**DIRECTIONS**
Print the listing below exactly as written.

**DATA RECORDS**
§ §

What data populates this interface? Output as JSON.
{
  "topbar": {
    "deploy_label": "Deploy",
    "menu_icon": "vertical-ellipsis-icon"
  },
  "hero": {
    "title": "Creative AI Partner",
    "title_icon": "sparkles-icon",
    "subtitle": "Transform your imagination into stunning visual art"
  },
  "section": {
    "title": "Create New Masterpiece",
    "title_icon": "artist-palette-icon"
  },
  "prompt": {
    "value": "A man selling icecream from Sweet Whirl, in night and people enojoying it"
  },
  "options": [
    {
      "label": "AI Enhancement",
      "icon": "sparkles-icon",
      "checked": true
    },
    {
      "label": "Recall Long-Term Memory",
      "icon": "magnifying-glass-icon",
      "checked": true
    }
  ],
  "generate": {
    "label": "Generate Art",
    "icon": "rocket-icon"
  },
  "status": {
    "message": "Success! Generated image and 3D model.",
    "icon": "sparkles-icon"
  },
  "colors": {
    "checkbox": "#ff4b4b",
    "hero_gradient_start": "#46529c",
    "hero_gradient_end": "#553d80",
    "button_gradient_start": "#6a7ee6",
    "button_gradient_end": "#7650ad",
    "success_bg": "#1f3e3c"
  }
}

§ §

**THE ANSWER**
What data populates this interface? Output as JSON.
{
  "topbar": {
    "deploy_label": "Deploy",
    "menu_icon": "vertical-ellipsis-icon"
  },
  "hero": {
    "title": "Creative AI Partner",
    "title_icon": "sparkles-icon",
    "subtitle": "Transform your imagination into stunning visual art"
  },
  "section": {
    "title": "Create New Masterpiece",
    "title_icon": "artist-palette-icon"
  },
  "prompt": {
    "value": "A man selling icecream from Sweet Whirl, in night and people enojoying it"
  },
  "options": [
    {
      "label": "AI Enhancement",
      "icon": "sparkles-icon",
      "checked": true
    },
    {
      "label": "Recall Long-Term Memory",
      "icon": "magnifying-glass-icon",
      "checked": true
    }
  ],
  "generate": {
    "label": "Generate Art",
    "icon": "rocket-icon"
  },
  "status": {
    "message": "Success! Generated image and 3D model.",
    "icon": "sparkles-icon"
  },
  "colors": {
    "checkbox": "#ff4b4b",
    "hero_gradient_start": "#46529c",
    "hero_gradient_end": "#553d80",
    "button_gradient_start": "#6a7ee6",
    "button_gradient_end": "#7650ad",
    "success_bg": "#1f3e3c"
  }
}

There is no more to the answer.